Despite positioning itself as a financial firm that leads on climate earlier this year, BlackRock continues to be a major financial investor fuelling the Amazon fires.
Analysis from Amazon Watch reveals that BlackRock is a top investor in deforestation-risk commodities around the world, including in the Amazon.
Profiting from deforestation
Last week, climate activists in San Francisco and New York took matters into their own hands in a direct action that replaced BlackRock’s sleek branding with images of deforestation and destructive fires across the Brazilian Amazon.
The removable decals were a part of a demonstration inspired by the Rainforest Fires Week of Action, a week-long series of direct and online events coordinated by a number of environmental groups across the country.
The demonstration targeted major financial institutions and corporations profiting off the deforestation commodities that are destroying major rainforests around the world, from Indonesia to the Amazon.
‘We have to send this clear message to BlackRock and its CEO, Larry Fink: rhetoric won’t prevent more record-breaking California wildfires, Hurricane Lauras, or Amazon razing, only action will. Unfortunately, while millions across the globe are feeling the heat of the climate emergency, Fink and BlackRock are fuelling the fire with the hundreds of billions they invest in deforestation. That has to end.’
Climate & inequality organiser for New York Communities for Change and member of the BlackRock’s Big Problem campaign
Incorrect fires data

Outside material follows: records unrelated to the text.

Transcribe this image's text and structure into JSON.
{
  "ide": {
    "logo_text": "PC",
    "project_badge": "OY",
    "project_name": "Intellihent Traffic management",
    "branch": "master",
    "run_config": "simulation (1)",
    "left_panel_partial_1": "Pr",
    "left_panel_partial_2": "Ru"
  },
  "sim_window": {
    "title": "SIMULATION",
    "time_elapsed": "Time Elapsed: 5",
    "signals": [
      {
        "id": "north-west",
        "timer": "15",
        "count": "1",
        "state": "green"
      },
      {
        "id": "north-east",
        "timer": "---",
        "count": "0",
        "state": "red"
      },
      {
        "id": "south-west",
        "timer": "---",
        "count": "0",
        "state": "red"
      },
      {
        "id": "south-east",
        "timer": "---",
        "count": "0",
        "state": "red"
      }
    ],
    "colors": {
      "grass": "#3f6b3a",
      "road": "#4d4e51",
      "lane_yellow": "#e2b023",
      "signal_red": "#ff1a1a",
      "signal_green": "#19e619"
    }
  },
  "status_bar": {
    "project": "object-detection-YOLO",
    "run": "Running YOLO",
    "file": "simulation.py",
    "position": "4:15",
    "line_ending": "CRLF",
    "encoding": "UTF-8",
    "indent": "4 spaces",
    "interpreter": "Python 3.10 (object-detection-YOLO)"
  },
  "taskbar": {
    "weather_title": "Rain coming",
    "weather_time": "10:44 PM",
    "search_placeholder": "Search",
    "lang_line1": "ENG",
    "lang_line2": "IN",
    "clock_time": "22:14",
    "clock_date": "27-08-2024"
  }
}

The fate of the Amazon is at a major turning point. Due to an error with a NASA satellite causing delays in reporting data, Alberto Setzer, a senior scientist involved in producing the official fire data at Brazil’s National Institute for Space Research (Inpe), says that recent data and news reports citing a 5% decrease in fires in the Brazilian Amazon are incorrect.

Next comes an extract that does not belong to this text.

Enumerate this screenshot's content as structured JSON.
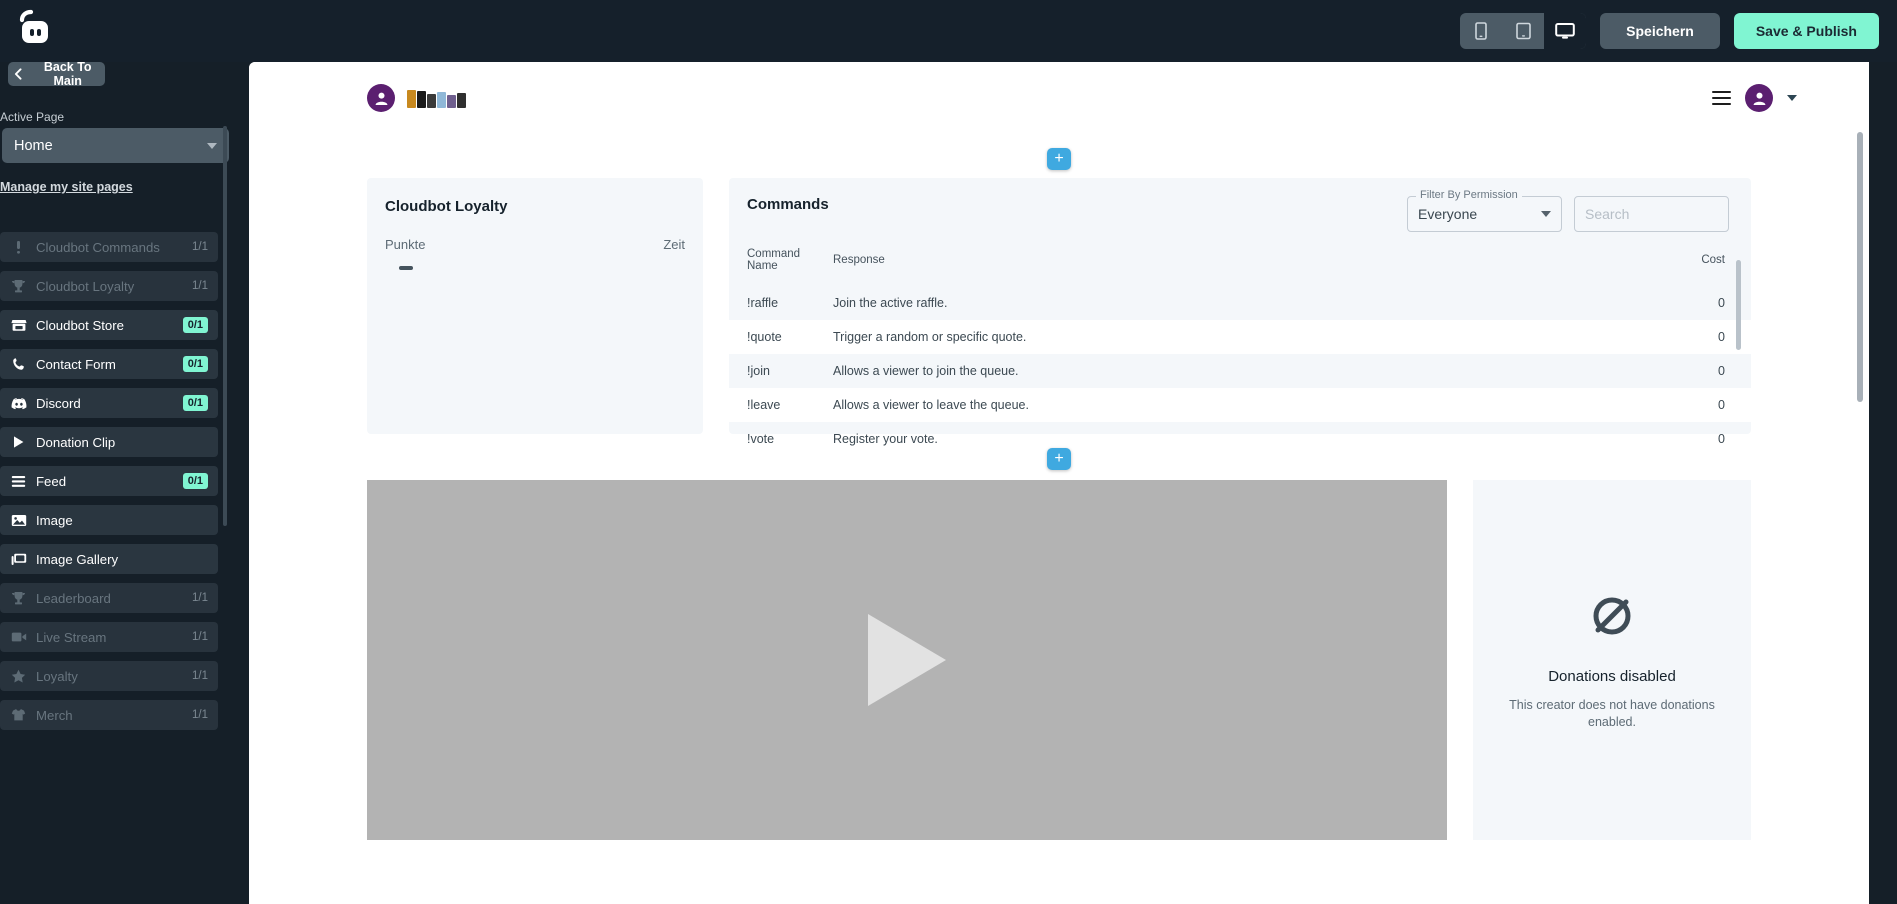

Setzer estimates that once the full set of data is analysed, it will show that fires increased by between 1% and 2% in August 2020 compared with August 2019.
This wold make August 2020 the worst burning season in a decade, according to an exclusive article from Reuters.

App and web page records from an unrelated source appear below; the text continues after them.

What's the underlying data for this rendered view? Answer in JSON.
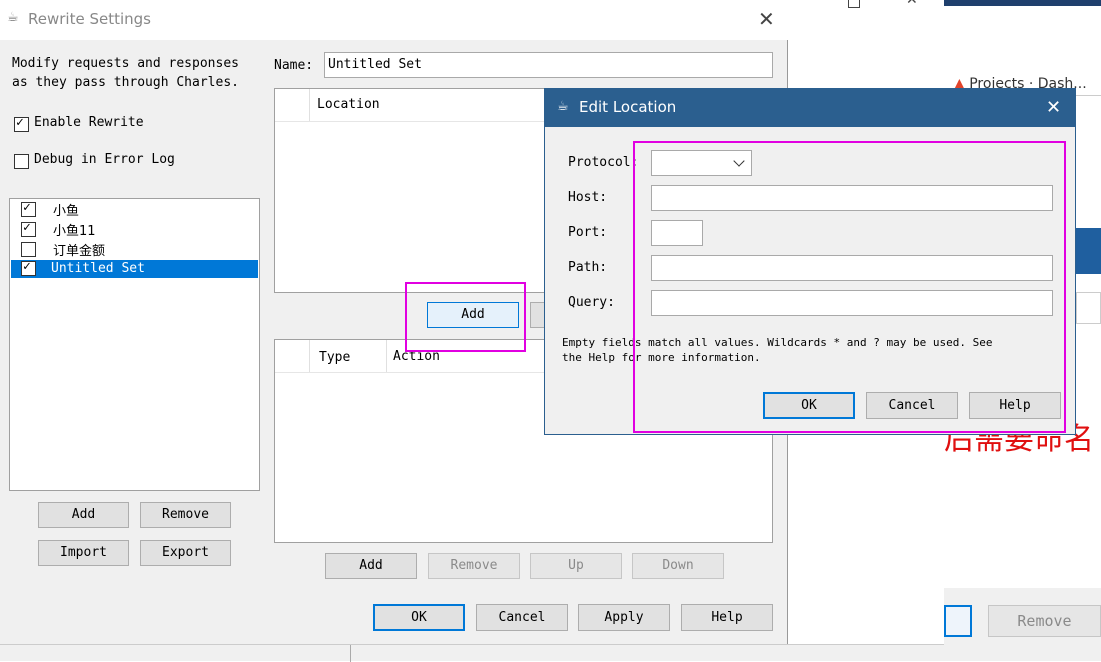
{
  "background": {
    "tab_title": "Projects · Dash...",
    "remove_label": "Remove",
    "red_text": "后需要命名"
  },
  "rewrite": {
    "title": "Rewrite Settings",
    "description_line1": "Modify requests and responses",
    "description_line2": "as they pass through Charles.",
    "enable_rewrite": "Enable Rewrite",
    "debug_log": "Debug in Error Log",
    "sets": [
      {
        "label": "小鱼",
        "checked": true
      },
      {
        "label": "小鱼11",
        "checked": true
      },
      {
        "label": "订单金额",
        "checked": false
      },
      {
        "label": "Untitled Set",
        "checked": true
      }
    ],
    "set_buttons": {
      "add": "Add",
      "remove": "Remove",
      "import": "Import",
      "export": "Export"
    },
    "name_label": "Name:",
    "name_value": "Untitled Set",
    "location_header": "Location",
    "location_add": "Add",
    "rules_header_type": "Type",
    "rules_header_action": "Action",
    "rule_buttons": {
      "add": "Add",
      "remove": "Remove",
      "up": "Up",
      "down": "Down"
    },
    "footer": {
      "ok": "OK",
      "cancel": "Cancel",
      "apply": "Apply",
      "help": "Help"
    }
  },
  "edit_location": {
    "title": "Edit Location",
    "protocol_label": "Protocol:",
    "protocol_value": "",
    "host_label": "Host:",
    "port_label": "Port:",
    "path_label": "Path:",
    "query_label": "Query:",
    "hint_line1": "Empty fields match all values. Wildcards * and ? may be used. See",
    "hint_line2": "the Help for more information.",
    "ok": "OK",
    "cancel": "Cancel",
    "help": "Help"
  },
  "colors": {
    "dialog_title_bg": "#2b5f8f",
    "highlight": "#e100e1",
    "selection": "#0078d7"
  }
}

‘According to MAAP, since August 30th of this year, over 1.1 million acres (453,000 hectares) of recently deforested areas have burned in the Brazilian Amazon. Given the urgency of what’s happening in the Amazon today, it’s encouraging to see that activists are turning out from coast to coast to hold BlackRock accountable for its contributions to climate change and rainforest destruction.’
Climate campaigner for Amazon Watch and member of BlackRock’s Big Problem campaign